And yet I would not go so far as to say Waititi is completely uninterested in the past of the MCU. Instead, Ragnarok seems eager to take what works and build upon it while discarding the rest. So, for example, without feeling much connection to the Warriors Three, Waititi does not hesitate to use them as quick cannon fodder for Hela (Cate Blanchett). That may seem cold, but let’s be honest — do we really know anything about them beyond “They’re Thor’s buddies?” They’re defined more by their physical traits than their personalities, so are we feeling the loss because they were rich, interesting characters, or simply because they were familiar? That Thor himself does not take time to mourn them is a bit odd, but it is not too surprising that Waititi has little patience for these supporting characters.

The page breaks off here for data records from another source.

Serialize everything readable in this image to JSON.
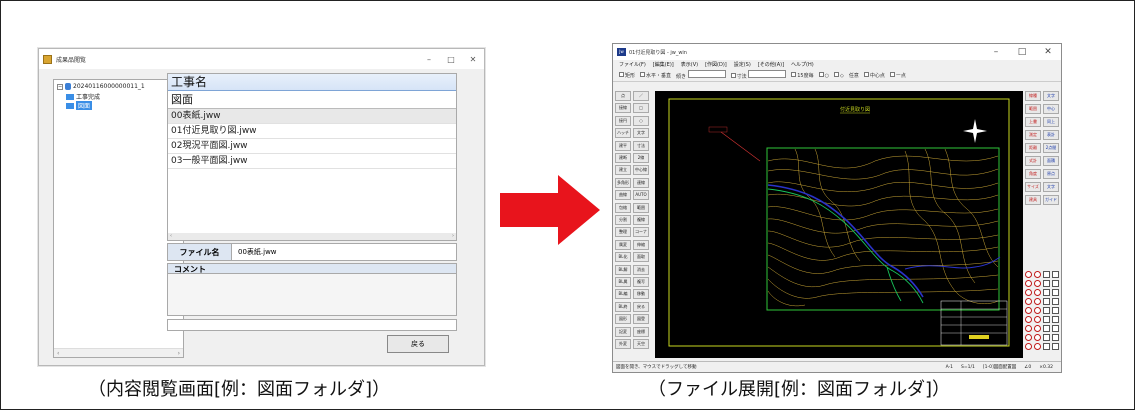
{
  "left_window": {
    "title": "成果品閲覧",
    "tree": {
      "root": "20240116000000011_1",
      "child1": "工事完成",
      "child2": "図面"
    },
    "list": {
      "header1": "工事名",
      "header2": "図面",
      "files": [
        "00表紙.jww",
        "01付近見取り図.jww",
        "02現況平面図.jww",
        "03一般平面図.jww"
      ]
    },
    "filename_label": "ファイル名",
    "filename_value": "00表紙.jww",
    "comment_label": "コメント",
    "back_button": "戻る"
  },
  "right_window": {
    "title": "01付近見取り図 - jw_win",
    "menu": [
      "ファイル(F)",
      "[編集(E)]",
      "表示(V)",
      "[作図(D)]",
      "設定(S)",
      "[その他(A)]",
      "ヘルプ(H)"
    ],
    "toolbar": [
      "矩形",
      "水平・垂直",
      "傾き",
      "寸法",
      "15度毎",
      "○",
      "◇",
      "任意",
      "中心点",
      "ー点"
    ],
    "left_tools": [
      "点",
      "／",
      "接線",
      "□",
      "接円",
      "○",
      "ハッチ",
      "文字",
      "建平",
      "寸法",
      "建断",
      "2線",
      "建立",
      "中心線",
      "多角形",
      "連線",
      "曲線",
      "AUTO",
      "包絡",
      "範囲",
      "分割",
      "複線",
      "整理",
      "コーナー",
      "属変",
      "伸縮",
      "BL化",
      "面取",
      "BL解",
      "消去",
      "BL属",
      "複写",
      "BL編",
      "移動",
      "BL終",
      "戻る",
      "図形",
      "図登",
      "記変",
      "座標",
      "外変",
      "天空"
    ],
    "right_tools": [
      "線種",
      "文字",
      "範囲",
      "中心",
      "上書",
      "同上",
      "測定",
      "表計",
      "距離",
      "2点間",
      "式計",
      "面積",
      "角度",
      "原点",
      "サイズ",
      "文字",
      "建具",
      "ガイド"
    ],
    "drawing_title": "付近見取り図",
    "status": [
      "図面を開き、マウスでドラッグして移動",
      "A-1",
      "S=1/1",
      "[1-0]図面配置図",
      "∠0",
      "×0.32"
    ]
  },
  "captions": {
    "left": "（内容閲覧画面[例：図面フォルダ]）",
    "right": "（ファイル展開[例：図面フォルダ]）"
  },
  "colors": {
    "arrow": "#e8141c",
    "canvas_bg": "#000000",
    "contour": "#d8b23a",
    "river": "#2a33c9",
    "road": "#17c45a",
    "frame_line": "#c9d81f"
  }
}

Where Waititi sees potential, he’s happy to double down, like Odin (Anthony Hopkins) being a dubious ruler who made some seriously questionable decisions. If there’s one part where Ragnarok could go even further, it’s in the dark past of Asgard. Showing Hela not just as Odin’s daughter, but as a vital part of history Thor doesn’t know helps reinvent his world into a more morally questionable place and actually has thematic relevance to the real world. When you use history to whitewash our darker deeds, you end up burying a complicated past that can come back and bite you. Although I wish the film did even more with Hela (Blanchett is clearly having a ball, but it feels like they could go further with the character), at least she’s positioned in an interesting way not only by being Thor’s sister, but by being an inconvenient truth about Asgard’s past.

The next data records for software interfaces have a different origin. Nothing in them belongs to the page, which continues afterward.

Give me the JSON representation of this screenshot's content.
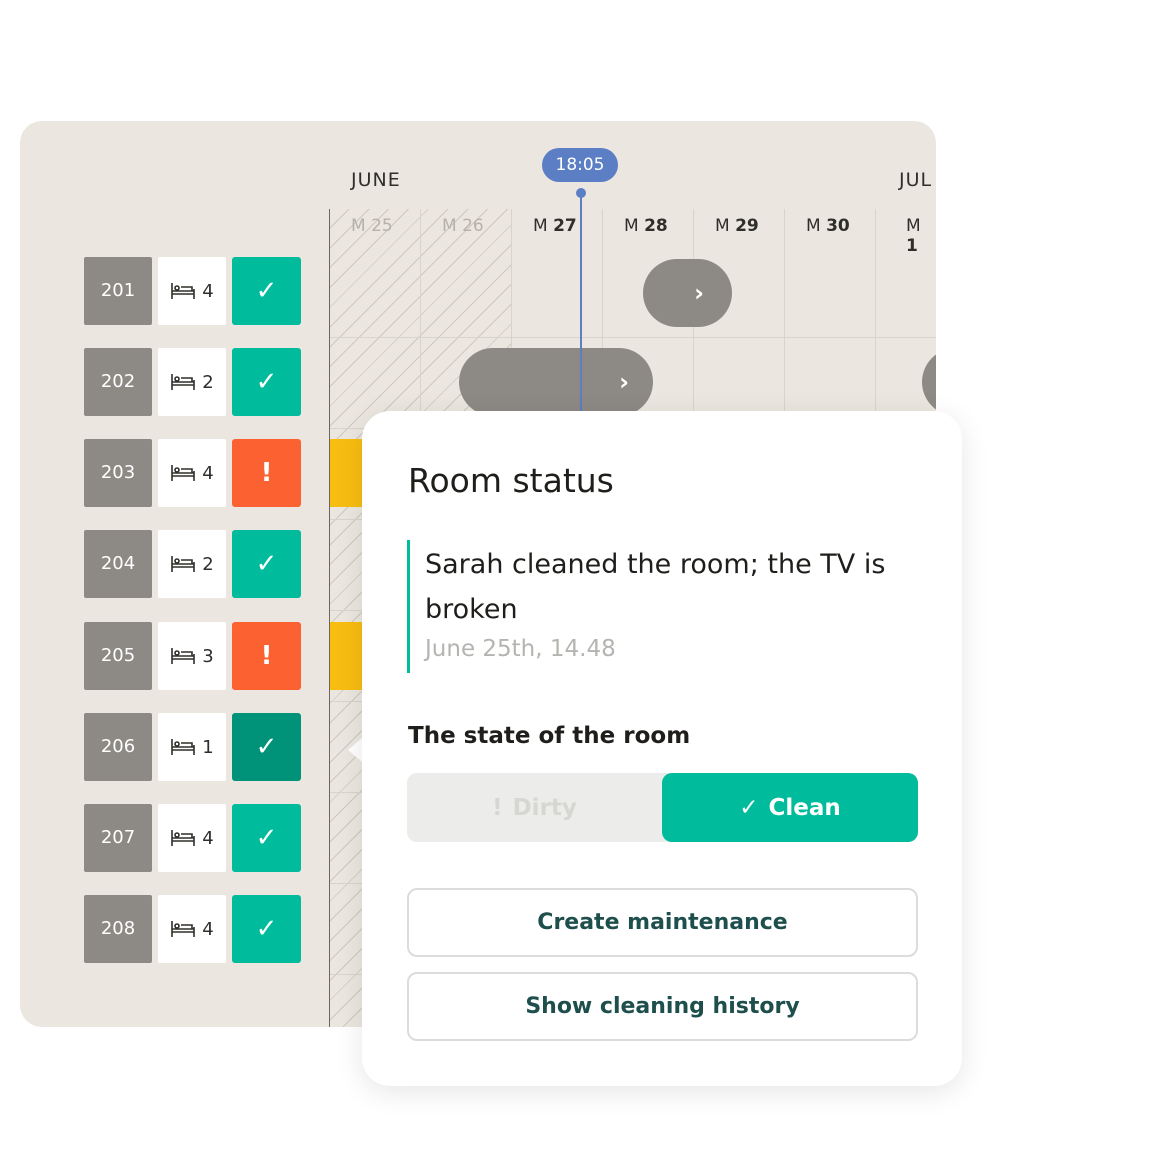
{
  "timeline": {
    "months": [
      "JUNE",
      "JUL"
    ],
    "days": [
      {
        "label": "M",
        "num": "25",
        "past": true
      },
      {
        "label": "M",
        "num": "26",
        "past": true
      },
      {
        "label": "M",
        "num": "27",
        "past": false
      },
      {
        "label": "M",
        "num": "28",
        "past": false
      },
      {
        "label": "M",
        "num": "29",
        "past": false
      },
      {
        "label": "M",
        "num": "30",
        "past": false
      },
      {
        "label": "M",
        "num": "1",
        "past": false
      }
    ],
    "now": "18:05"
  },
  "rooms": [
    {
      "number": "201",
      "beds": "4",
      "status": "clean",
      "glyph": "✓"
    },
    {
      "number": "202",
      "beds": "2",
      "status": "clean",
      "glyph": "✓"
    },
    {
      "number": "203",
      "beds": "4",
      "status": "dirty",
      "glyph": "!"
    },
    {
      "number": "204",
      "beds": "2",
      "status": "clean",
      "glyph": "✓"
    },
    {
      "number": "205",
      "beds": "3",
      "status": "dirty",
      "glyph": "!"
    },
    {
      "number": "206",
      "beds": "1",
      "status": "selected",
      "glyph": "✓"
    },
    {
      "number": "207",
      "beds": "4",
      "status": "clean",
      "glyph": "✓"
    },
    {
      "number": "208",
      "beds": "4",
      "status": "clean",
      "glyph": "✓"
    }
  ],
  "bed_icon": "bed-icon",
  "booking_arrow": "›",
  "popup": {
    "title": "Room status",
    "note": "Sarah cleaned the room; the TV is broken",
    "note_date": "June 25th, 14.48",
    "state_label": "The state of the room",
    "dirty_label": "Dirty",
    "dirty_glyph": "!",
    "clean_label": "Clean",
    "clean_glyph": "✓",
    "btn_maintenance": "Create maintenance",
    "btn_history": "Show cleaning history"
  },
  "colors": {
    "clean": "#00bc9c",
    "dirty": "#fc6132",
    "selected": "#00937a",
    "now": "#5b7ec4",
    "booking": "#8d8a85",
    "occupied": "#f7bd10"
  }
}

The biggest problem with Ragnarok is that it never wants to dwell on anything too serious. It’s always angling for the joke, and while there’s nothing wrong with making a comedy, there feels like there’s room for Waititi to make a movie that’s both hilarious and surprisingly thoughtful. But because the movie never wants to be too uncomfortable or serious, it quickly moves to the next gag and the next gag and the next gag. It’s not a strike against a movie for it to be entertaining — and Ragnarok is certainly a blast from start to finish — but it always feels like Waititi could go a bit deeper if he wanted to and for whatever reason chooses to put the laugh line as his primary goal.
This seems to be something that Waititi is diving deeper into with Love and Thunder, where we once again see Thor reunite with Jane and take on a more traditional Marvel villain in Gorr the God Butcher. If comic book storylines are to be followed, Love and Thunder is primed to be a movie that tackles much more serious subjects than Ragnarok. That being said, there’s something refreshing about a behemoth studio like Marvel looking at its 17th film and being willing to throw caution to the wind. It would have been easy to make a third Thor film that’s similar to the last two, putting more emphasis on the building towards Avengers: Infinity War, and play it safe. Instead, they took a gamble and Ragnarok became the most successful Thor movie to date. A studio that’s willing to show that kind of nimbleness and heterodoxy when it comes to its franchises is one that has the freedom to move where it needs to. Thor: Ragnarok may not be the deepest Marvel movie, but it’s certainly one of the boldest. And, surprisingly, it would share a thematic bond with the following Marvel movie about what it means to rule.